60% of all Irish CEOs are of the view that technological advances is the top global trend that will impact their businesses.  However, Irish family businesses recognise this trend as being much more important (78%).  At the same time, Ireland scored one of the lowest amongst global counterparts in terms of understanding the commercial potential of digital.  They are less likely than the global average to adapt the way they operate to fully exploit digital opportunities (Ireland: 67%; Global: 72%) and avoid being overtaken by more advanced competitors.  Less than half (45%) understand the tangible business benefits of moving to digital (Global: 57%) and less than a third (29%) place attracting key digital skills as a top priority (Global: 43%).

Also speaking at the survey launch, John Dunne, Partner, PwC Private Business Services, said: "Irish family businesses are now much more focused on profitability and long term success but recognising a key challenge is their ability to continually innovate.   Seizing the digital opportunities will be critical to stay ahead of the competition and the survey suggests that Irish family businesses have some way to go compared to their global counterparts in understanding the full benefits of digital and adapting their organisations to the world of digital."

Next generation less likely to be future managers

Family businesses in Ireland are significantly more likely than in 2012 to be planning to bring in professional management and they are more likely when compared to global counterparts to be planning to sell or float rather than to pass on to the next generation.  The proportion of Irish family businesses planning to pass on management to the next generation has fallen significantly from 55% in 2012 to 31% in 2014.  However, the proportion planning to pass on ownership but bring in professional management has increased significantly (2014: 29%; 2012:15%).  A quarter will seek to sell or float the business when the time comes and this is higher than the global average (20%).

Only one in ten have robust succession plans

Nowhere is the professional approach more critical than when it comes to the all-important issue of succession.
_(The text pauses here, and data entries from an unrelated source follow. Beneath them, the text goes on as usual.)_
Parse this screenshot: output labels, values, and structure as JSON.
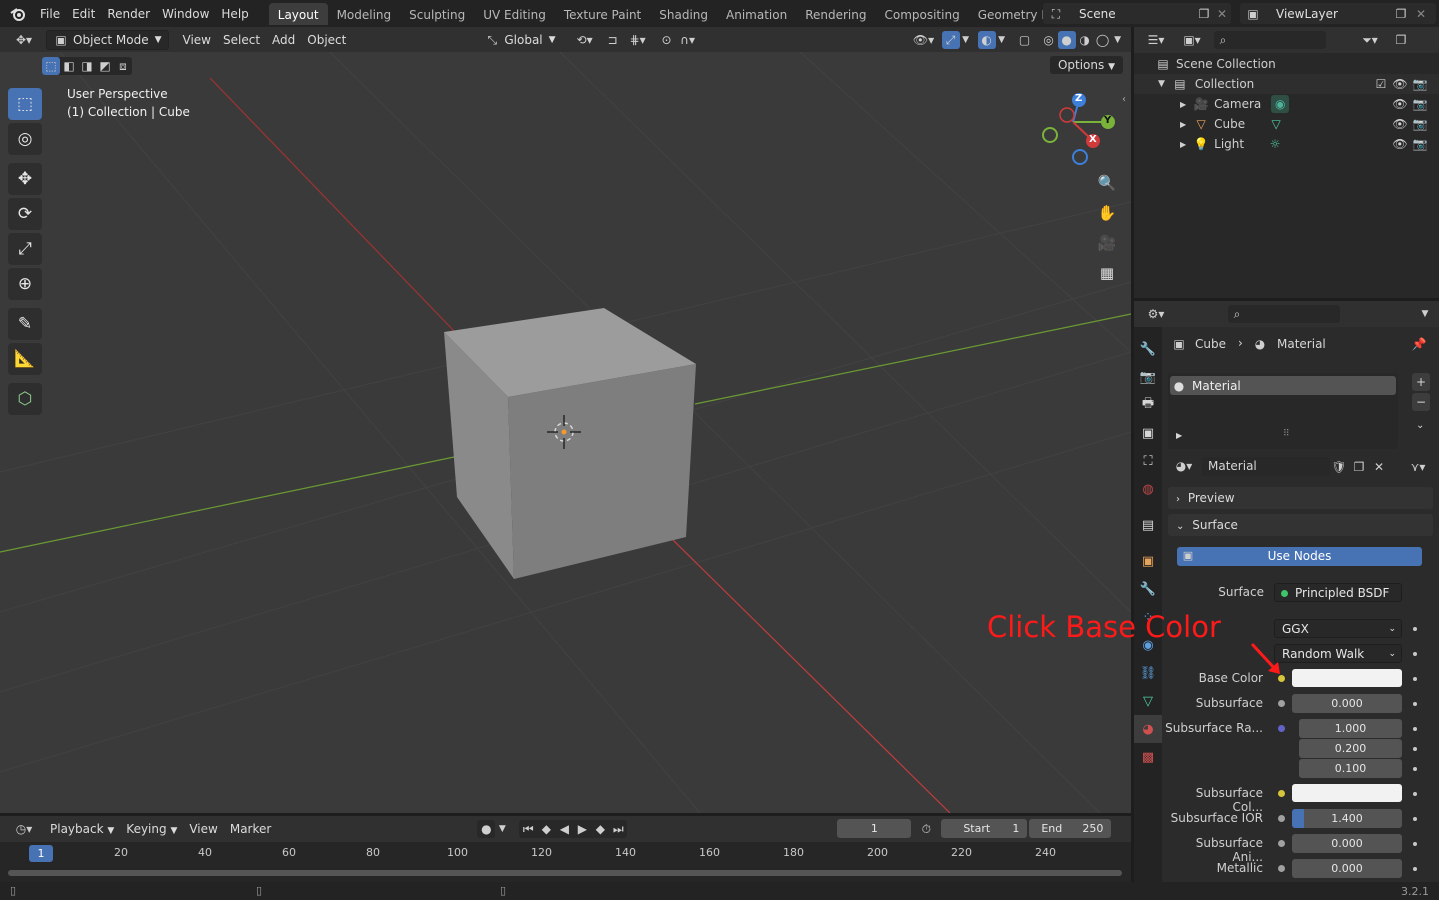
{
  "topbar": {
    "menus": [
      "File",
      "Edit",
      "Render",
      "Window",
      "Help"
    ],
    "workspaces": [
      "Layout",
      "Modeling",
      "Sculpting",
      "UV Editing",
      "Texture Paint",
      "Shading",
      "Animation",
      "Rendering",
      "Compositing",
      "Geometry Nodes"
    ],
    "active_workspace": "Layout",
    "scene": "Scene",
    "view_layer": "ViewLayer"
  },
  "viewport_header": {
    "mode": "Object Mode",
    "menus": [
      "View",
      "Select",
      "Add",
      "Object"
    ],
    "orientation": "Global",
    "options": "Options"
  },
  "viewport": {
    "perspective": "User Perspective",
    "context": "(1) Collection | Cube",
    "gizmo_axes": [
      "Z",
      "Y",
      "X"
    ]
  },
  "timeline": {
    "menus": [
      "Playback",
      "Keying",
      "View",
      "Marker"
    ],
    "current_frame": "1",
    "start_label": "Start",
    "start_value": "1",
    "end_label": "End",
    "end_value": "250",
    "marker": "1",
    "ticks": [
      "20",
      "40",
      "60",
      "80",
      "100",
      "120",
      "140",
      "160",
      "180",
      "200",
      "220",
      "240"
    ]
  },
  "statusbar": {
    "version": "3.2.1"
  },
  "outliner": {
    "root": "Scene Collection",
    "collection": "Collection",
    "items": [
      "Camera",
      "Cube",
      "Light"
    ]
  },
  "properties": {
    "breadcrumb_object": "Cube",
    "breadcrumb_material": "Material",
    "slot_name": "Material",
    "material_name": "Material",
    "preview_panel": "Preview",
    "surface_panel": "Surface",
    "use_nodes": "Use Nodes",
    "surface_label": "Surface",
    "surface_shader": "Principled BSDF",
    "distribution": "GGX",
    "subsurface_method": "Random Walk",
    "rows": [
      {
        "label": "Base Color",
        "value": ""
      },
      {
        "label": "Subsurface",
        "value": "0.000"
      },
      {
        "label": "Subsurface Ra...",
        "value": "1.000"
      },
      {
        "label": "",
        "value": "0.200"
      },
      {
        "label": "",
        "value": "0.100"
      },
      {
        "label": "Subsurface Col...",
        "value": ""
      },
      {
        "label": "Subsurface IOR",
        "value": "1.400"
      },
      {
        "label": "Subsurface Ani...",
        "value": "0.000"
      },
      {
        "label": "Metallic",
        "value": "0.000"
      }
    ]
  },
  "annotation": {
    "text": "Click Base Color",
    "color": "#ff1a1a"
  },
  "colors": {
    "accent": "#4772b3",
    "x_axis": "#d03a3a",
    "y_axis": "#7ab33a",
    "z_axis": "#3d7fd9"
  }
}
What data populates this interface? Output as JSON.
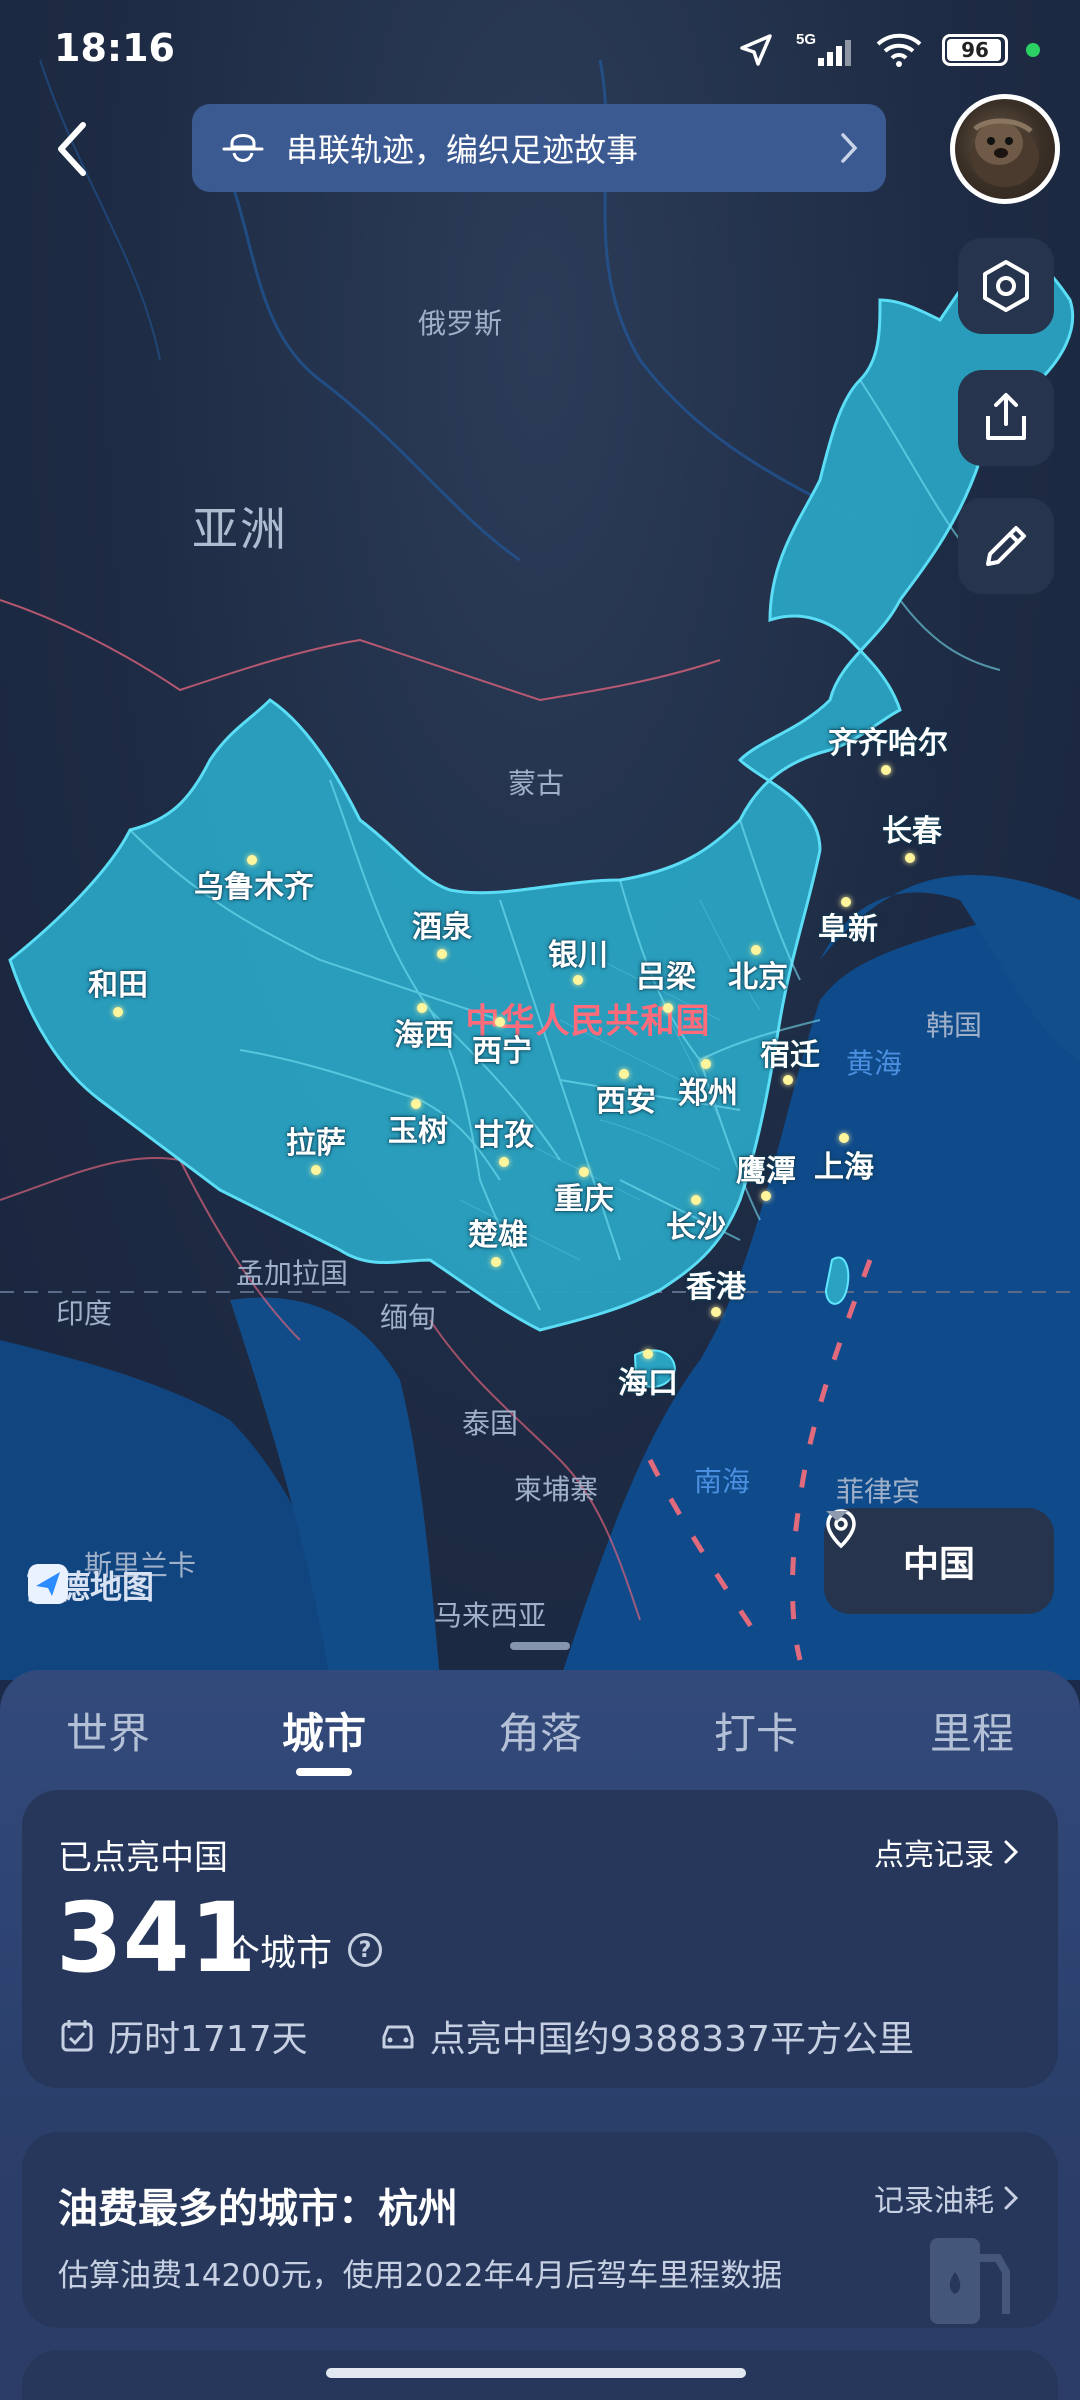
{
  "status_bar": {
    "time": "18:16",
    "network": "5G",
    "battery": "96"
  },
  "header": {
    "banner_text": "串联轨迹，编织足迹故事"
  },
  "map": {
    "regions": {
      "russia": "俄罗斯",
      "asia": "亚洲",
      "mongolia": "蒙古",
      "china": "中华人民共和国",
      "korea": "韩国",
      "yellow_sea": "黄海",
      "bangladesh": "孟加拉国",
      "india": "印度",
      "myanmar": "缅甸",
      "thailand": "泰国",
      "cambodia": "柬埔寨",
      "south_sea": "南海",
      "philippines": "菲律宾",
      "malaysia": "马来西亚",
      "sri_lanka": "斯里兰卡"
    },
    "cities": {
      "qiqihar": "齐齐哈尔",
      "changchun": "长春",
      "urumqi": "乌鲁木齐",
      "jiuquan": "酒泉",
      "yinchuan": "银川",
      "lvliang": "吕梁",
      "beijing": "北京",
      "fuxin": "阜新",
      "hotan": "和田",
      "haixi": "海西",
      "xining": "西宁",
      "suqian": "宿迁",
      "xian": "西安",
      "zhengzhou": "郑州",
      "lhasa": "拉萨",
      "yushu": "玉树",
      "ganzi": "甘孜",
      "yingtan": "鹰潭",
      "shanghai": "上海",
      "chongqing": "重庆",
      "changsha": "长沙",
      "chuxiong": "楚雄",
      "hongkong": "香港",
      "haikou": "海口"
    },
    "logo_text": "高德地图",
    "region_selector": "中国"
  },
  "tabs": [
    "世界",
    "城市",
    "角落",
    "打卡",
    "里程"
  ],
  "active_tab": "城市",
  "lit_card": {
    "title": "已点亮中国",
    "link": "点亮记录",
    "count": "341",
    "unit": "个城市",
    "days_text": "历时1717天",
    "area_text": "点亮中国约9388337平方公里"
  },
  "fuel_card": {
    "title": "油费最多的城市：杭州",
    "link": "记录油耗",
    "subtitle": "估算油费14200元，使用2022年4月后驾车里程数据"
  },
  "colors": {
    "china_fill": "#2aa3c2",
    "china_border": "#5fe7ff",
    "map_bg": "#1e2b44",
    "sea": "#0f4a8a",
    "banner": "#3c5a92",
    "sheet": "#2b3f6b",
    "card": "#26375b"
  }
}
Although a lot of progress has been made over the last decade, the survey highlights that many Irish family businesses have still not grasped this potentially destructive issue.  For example, over half (55%) have no succession plan for key senior roles (Global: 44%) and only one in ten have a succession plan in place that is robust and fully documented (Global: 16%).   However, over three-quarters (78%) have at least one procedure in place to deal with conflict (Global: 83%).

Paul Hennessy concluded: "A plan that is not written down is not a plan; it's just an idea.  And this is an issue family firms must address with the same commitment and energy as they are devoting to professionalising other aspects of the business.  Because without it, the whole enterprise is at stake."


The Irish survey was conducted in Summer/Autumn 2014 having 102 Irish family business participants.  Globally, the survey has 2,378 family business participants in 40 countries. 


The 2014 Global Family Business Survey can we accessed here.